When he strides into Sony's plush west London offices, you realise Mark Ronson clearly found the right man to take on The Smiths' "Stop Me If You Think You've Heard This One Before". Not only is Daniel Merriweather's strident delivery very different to Morrissey's arch rendering, but the Aussie vocalist is anonymous enough to avoid any brickbats directed at him by die-hard Mozza fans.
Merriweather is happy to discuss the track that made him a global name, though its also earned its producer notoriety. "Mark had a few death threats via MySpace," he chuckles, "But I only ever got positive feedback. A lot of guys come up to me saying, 'I'm a huge Smiths fan and hated it when it first came out, but now I love it'."
It is five years since Ronson plucked the singer from down-under obscurity, phoning Merriweather out of the blue after he got hold of his demo. For months he slept on the English-born New Yorker's floor and helped carry his record crates to gigs, as well as appearing on Ronson's debut album, Here Comes the Fuzz. He also managed to release a low-key single, "City Rules". Then Ronson's 2007 LP Version intervened.
Now 26, Merriweather spent the best part of two years on tour. The spectacular success of the album meant his own material was put on hold, though he gained much from the experience. "I got my first record deal when I was 19, so if anyone's paid their dues, it's me. But touring with Ronson was fun and a great learning experience. Early on, we were both the white boys that liked hip-hop and adored great soul music. Then, in the studio, there was a certain chemistry that developed. I don't listen to a lot of people, I'm quite pig-headed at times, and he's one of the only people that can make me shut up."
Merriweather is unsure if Ronson's transatlantic roots chime with his own upbringing. "I get along with people who don't really know where their base is. I always find myself talking to Canadian backpackers."
This budding vocalist and songwriter first had to escape the Dandenong Ranges, on Melbourne's green fringes and a continual bush fire risk.
"I grew up in the middle of a forest and the whole mountain range could go up in flames. We escaped a couple of times." The culture of the city centre was a compelling draw.
"When I was 14 or 15 I wouldn't come home a lot. I would stay in the city. I got into a lot of trouble, selling a bit of drugs to make money." The petty criminals he hung round with were all into pub rock, though, having performed at school, Merriweather was inspired by classic soul and the vocal groups of the late Eighties, at least until his voice broke. "Whenever I get the chance, I'll still play a Stevie Wonder tune or a Boys II Men song."

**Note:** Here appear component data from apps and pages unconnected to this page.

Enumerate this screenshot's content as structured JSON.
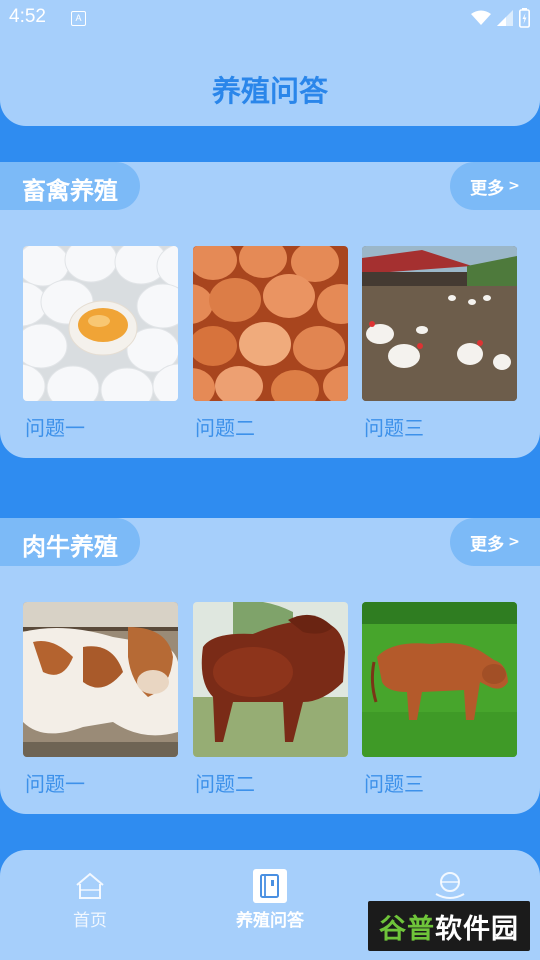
{
  "status": {
    "time": "4:52",
    "notif_glyph": "A"
  },
  "header": {
    "title": "养殖问答"
  },
  "sections": [
    {
      "title": "畜禽养殖",
      "more": "更多",
      "items": [
        {
          "label": "问题一",
          "image": "white-eggs-image"
        },
        {
          "label": "问题二",
          "image": "brown-eggs-image"
        },
        {
          "label": "问题三",
          "image": "chickens-farm-image"
        }
      ]
    },
    {
      "title": "肉牛养殖",
      "more": "更多",
      "items": [
        {
          "label": "问题一",
          "image": "cattle-pen-image"
        },
        {
          "label": "问题二",
          "image": "brown-bull-image"
        },
        {
          "label": "问题三",
          "image": "cow-grass-image"
        }
      ]
    }
  ],
  "tabbar": {
    "tabs": [
      {
        "label": "首页",
        "icon": "home-icon",
        "active": false
      },
      {
        "label": "养殖问答",
        "icon": "qa-book-icon",
        "active": true
      },
      {
        "label": "",
        "icon": "profile-icon",
        "active": false
      }
    ]
  },
  "watermark": {
    "part1": "谷普",
    "part2": "软件园"
  },
  "colors": {
    "background": "#2f8cf0",
    "panel": "#a6cffb",
    "tab_pill": "#7cbaf7",
    "title_blue": "#2a86ea",
    "label_blue": "#3d91ea"
  }
}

Having dropped out of school, Merriwas signed by a local label, recording the demo that eventually found its way to Ronson. Now he is set to unveil his own album Love & War, based on his past year's experiences in the Big Apple, now his home. "I've always been fascinated by opposites, massive forces coming together, whether that's in politics or relationships." Or as he more succinctly puts it during his examination of inner-city strife, "For Your Money": "I'm infatuated by the human mind". "That song's really about me moving to New York and trying to survive."
Ronson has produced the album and is releasing it on his own Allido Records, which cushions his protégé from machinations on the part of major labels. Merriweather also returned to the Daptone Studio, the retro set-up that gives his mentor's music that distinctive soul revue feel. For this record, they have shied away from heavy use of the jaunty brass that became so insistent a couple of summers ago thanks to Version and Amy Winehouse's Back to Black. Instead, they came up with a subtle sound that maintains that trademark warmth.
Merriweather may still feel lost in New York, but musically he has found his feet.
Daniel Merriweather's single "Red" is out 4 May on Allido/Columbia Records. 'Love & War' is out on 25 MayReuse content